Your assignment:
Your answer should consist of the lines below that hold the word "icon".

%%

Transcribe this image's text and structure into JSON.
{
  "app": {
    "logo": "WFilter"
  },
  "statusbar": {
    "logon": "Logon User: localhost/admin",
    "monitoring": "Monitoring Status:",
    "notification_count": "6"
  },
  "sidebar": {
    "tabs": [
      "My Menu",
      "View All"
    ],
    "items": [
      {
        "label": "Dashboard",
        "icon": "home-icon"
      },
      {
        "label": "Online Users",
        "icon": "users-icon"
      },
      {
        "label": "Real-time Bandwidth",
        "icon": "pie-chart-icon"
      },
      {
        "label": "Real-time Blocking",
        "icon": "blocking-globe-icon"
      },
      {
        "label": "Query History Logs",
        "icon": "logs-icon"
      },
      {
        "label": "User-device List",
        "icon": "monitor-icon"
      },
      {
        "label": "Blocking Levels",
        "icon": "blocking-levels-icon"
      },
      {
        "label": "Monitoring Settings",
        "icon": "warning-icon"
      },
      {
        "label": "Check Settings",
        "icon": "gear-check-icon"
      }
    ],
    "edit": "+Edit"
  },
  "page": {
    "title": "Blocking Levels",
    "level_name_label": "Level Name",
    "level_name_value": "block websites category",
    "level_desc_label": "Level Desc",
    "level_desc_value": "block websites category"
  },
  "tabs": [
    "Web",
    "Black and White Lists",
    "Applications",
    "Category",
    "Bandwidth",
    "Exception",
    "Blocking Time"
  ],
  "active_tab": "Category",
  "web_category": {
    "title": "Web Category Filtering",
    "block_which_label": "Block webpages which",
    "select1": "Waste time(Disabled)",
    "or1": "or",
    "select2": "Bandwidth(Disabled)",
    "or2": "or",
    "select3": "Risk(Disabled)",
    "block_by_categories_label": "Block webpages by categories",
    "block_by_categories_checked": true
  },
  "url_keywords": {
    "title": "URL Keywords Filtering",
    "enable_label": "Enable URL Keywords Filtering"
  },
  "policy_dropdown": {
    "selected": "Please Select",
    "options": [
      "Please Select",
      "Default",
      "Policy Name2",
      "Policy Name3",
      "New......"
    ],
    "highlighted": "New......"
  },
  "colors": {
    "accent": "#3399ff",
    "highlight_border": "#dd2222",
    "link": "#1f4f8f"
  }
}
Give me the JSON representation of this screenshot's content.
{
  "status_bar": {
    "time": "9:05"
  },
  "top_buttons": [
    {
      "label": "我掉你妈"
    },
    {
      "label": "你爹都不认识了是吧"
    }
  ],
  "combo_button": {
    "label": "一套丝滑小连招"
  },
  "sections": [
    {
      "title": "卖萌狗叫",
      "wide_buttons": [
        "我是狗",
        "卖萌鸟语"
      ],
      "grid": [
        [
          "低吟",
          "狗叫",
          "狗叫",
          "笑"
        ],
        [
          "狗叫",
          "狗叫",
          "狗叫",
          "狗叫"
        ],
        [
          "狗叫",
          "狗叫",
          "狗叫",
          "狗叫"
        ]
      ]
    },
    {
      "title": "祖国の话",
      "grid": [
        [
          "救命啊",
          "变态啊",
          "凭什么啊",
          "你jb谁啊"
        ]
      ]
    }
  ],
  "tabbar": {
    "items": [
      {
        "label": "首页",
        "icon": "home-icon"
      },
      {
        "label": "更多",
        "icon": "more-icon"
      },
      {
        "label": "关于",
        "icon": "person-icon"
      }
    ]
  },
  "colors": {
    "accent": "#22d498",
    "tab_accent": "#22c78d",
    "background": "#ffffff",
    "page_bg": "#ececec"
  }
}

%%

Answer to this exercise:
        "icon": "home-icon"
        "icon": "users-icon"
        "icon": "pie-chart-icon"
        "icon": "blocking-globe-icon"
        "icon": "logs-icon"
        "icon": "monitor-icon"
        "icon": "blocking-levels-icon"
        "icon": "warning-icon"
        "icon": "gear-check-icon"
        "icon": "home-icon"
        "icon": "more-icon"
        "icon": "person-icon"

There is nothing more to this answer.